    [Google Scholar]
  24. , , . Bacterial meningitis caused by Veillonella parvula. Acta Paediatr Jpn. 1989;31:609-14.
    [Google Scholar]
  25. , , , , . Age-related frequency of penicillin resistance of oral Veillonella. Diagn Microbiol Infect Dis. 2003;46:279-83.
    [Google Scholar]
  26. , , , . Contemporary management of spinal osteomyelitis. Neurosurgery. 1999;44:1018-25.
    [Google Scholar]
  27. , . Comparative in vitro activity of new beta-lactam antibiotics against anaerobic bacteria. Antimicrob Agents Chemother. 1981;20:600-9.
    [Google Scholar]
  28. , . Comparative in vitro activity of ceftriaxone against anaerobic bacteria. Antimicrob Agents Chemother. 1982;22:338-41.
    [Google Scholar]
  29. , , , . Differentiation of Veillonella atypica, Veillonella dispar and Veillonella parvula using restricted fragment-length polymorphism analysis of 16S rDNA amplified by polymerase chain reaction. Oral Microbiol Immunol. 1997;12:350-3.
    [Google Scholar]
  30. , . Osteomyelitis due to Veillonella parvula Case report and review. Clin Infect Dis. 1992;14:361-3.
    [Google Scholar]
  31. , . Susceptibility of anaerobic bacteria to 23 antimicrobial agents. Antimicrob Agents Chemother. 1976;10:736-52.
    [Google Scholar]

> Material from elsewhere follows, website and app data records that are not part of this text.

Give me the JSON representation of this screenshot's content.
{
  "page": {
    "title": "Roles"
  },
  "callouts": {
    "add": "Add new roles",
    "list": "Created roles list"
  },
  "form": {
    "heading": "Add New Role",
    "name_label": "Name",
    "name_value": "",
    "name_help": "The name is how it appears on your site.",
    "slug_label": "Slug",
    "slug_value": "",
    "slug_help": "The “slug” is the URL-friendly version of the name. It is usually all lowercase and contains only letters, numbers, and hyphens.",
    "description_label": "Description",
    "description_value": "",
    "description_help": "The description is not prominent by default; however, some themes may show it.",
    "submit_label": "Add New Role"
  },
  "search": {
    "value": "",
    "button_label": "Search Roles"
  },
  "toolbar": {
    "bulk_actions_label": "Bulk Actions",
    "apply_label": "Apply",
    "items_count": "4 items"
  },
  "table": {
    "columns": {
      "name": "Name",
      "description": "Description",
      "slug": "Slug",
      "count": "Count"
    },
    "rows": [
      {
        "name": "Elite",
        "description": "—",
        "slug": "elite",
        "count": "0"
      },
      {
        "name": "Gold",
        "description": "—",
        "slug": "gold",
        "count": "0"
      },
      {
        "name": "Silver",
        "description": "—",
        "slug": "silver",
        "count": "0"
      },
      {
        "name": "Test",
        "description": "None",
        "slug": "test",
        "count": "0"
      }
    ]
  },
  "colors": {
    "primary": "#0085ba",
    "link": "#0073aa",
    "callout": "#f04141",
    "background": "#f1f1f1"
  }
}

  32. , , . Metronidazole therapy of anaerobic bacteremia, meningitis, and brain abscess. Arch Intern Med. 1979;139:167-9.
    [Google Scholar]
Show Sections